In an industry that never stops, Covid- 19 has ultimately done a complete overhaul on the way news is being produced.
Everything from the way press conferences are given, to the way video footage is obtained, to how interviews are being conducted has had to be adapted to stop the spread of the virus and keep both journalists and their sources healthy.
Al Coen is a TV news broadcaster who’s worked in the industry for over 25 years. He’s currently a part of the Global BC news team and spoke on how difficult it can be to inform the public on what safety measures they should be taking – when often these procedures are hard for journalists to follow themselves.
“We had a press conference at a city hall with the mayor. It was in a fairly big room but all the media were squished all together. There was a camera person three inches away from me with a mask on – and during the press conference they kept repeating ‘everybody keep their social distance, thank you back six meters’ – and I’m looking around the room, the mayor was talking about [safety precautions], but they were not even being followed here. We’re telling the people to do this when the people in the room with you aren’t even doing it.” – Al Coen, broadcaster at Global BC
Not only are journalists having to keep in line with the same safety procedures as everyone else – they’re having to keep up with a rapidly changing flow of information. Making sure they are keeping the world updated with not only accurate, but also unbiased data.
Coen also spoke on how difficult it can be to portray news accurately when it comes to a situation that is as volatile and constantly changing as the spread of Covid-19 has been in the past few months.
He says when things started shutting down in Canada, it left everyone he works with in a state of shock.
“The initial response from everyone was almost disbelief. For [journalists] in the field, inside the station, management, just to get their heads around because, unlike a regular news cycle things weren’t changing by the hour, it was changing by the minute.” -Al Coen, broadcaster at Global BC
The constantly changing information has also resulted in a lot of feedback from viewers. Despite their best efforts, Coen says it can be difficult for broadcasters to give the public information in a way that doesn’t induce panic in some.
“People are upset.

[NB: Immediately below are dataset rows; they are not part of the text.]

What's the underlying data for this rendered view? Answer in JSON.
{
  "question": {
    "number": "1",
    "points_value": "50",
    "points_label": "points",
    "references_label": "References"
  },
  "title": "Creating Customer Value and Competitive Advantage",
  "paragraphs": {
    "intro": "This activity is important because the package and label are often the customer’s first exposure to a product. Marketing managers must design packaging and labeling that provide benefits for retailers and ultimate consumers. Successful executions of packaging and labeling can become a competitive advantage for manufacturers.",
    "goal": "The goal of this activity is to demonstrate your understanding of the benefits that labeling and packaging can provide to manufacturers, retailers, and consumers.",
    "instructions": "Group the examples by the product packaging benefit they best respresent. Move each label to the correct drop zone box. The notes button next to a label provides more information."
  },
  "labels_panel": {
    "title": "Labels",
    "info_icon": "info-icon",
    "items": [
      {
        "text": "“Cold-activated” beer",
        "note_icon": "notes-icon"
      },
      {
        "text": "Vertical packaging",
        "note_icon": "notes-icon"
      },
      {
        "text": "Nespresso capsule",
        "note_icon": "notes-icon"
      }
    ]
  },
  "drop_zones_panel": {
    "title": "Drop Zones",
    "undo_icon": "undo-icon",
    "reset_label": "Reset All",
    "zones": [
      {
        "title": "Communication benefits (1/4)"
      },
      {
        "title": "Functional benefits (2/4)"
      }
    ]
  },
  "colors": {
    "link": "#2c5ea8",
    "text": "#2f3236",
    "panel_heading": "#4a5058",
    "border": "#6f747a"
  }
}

They can’t phone the embassy, they can’t phone the police to get upset, they can’t phone the politicians to get upset.
Who’s the one person or organization they can call?
So, very often, you get the first blowback of ‘Oh the media is blowing out of proportion. Why isn’t the media doing more? The media is doing too much.’
Every once in a while somebody will say ‘thank you for doing a supportive service’ but a lot of times we’re the first stepping off point for somebody who’s mad.
They want to tell you why they’re mad and you’re the first person that will actually listen to them so that that is the toughest part I think.” -Al Coen, Broadcaster at Global BC
While panicking can be a natural response to unpredictable and potentially dangerous times, the BC Center for Disease Control has said the best thing people can do to protect themselves and their family is simply to wash their hands often, keep physical distance from others, and stay at home as much as possible.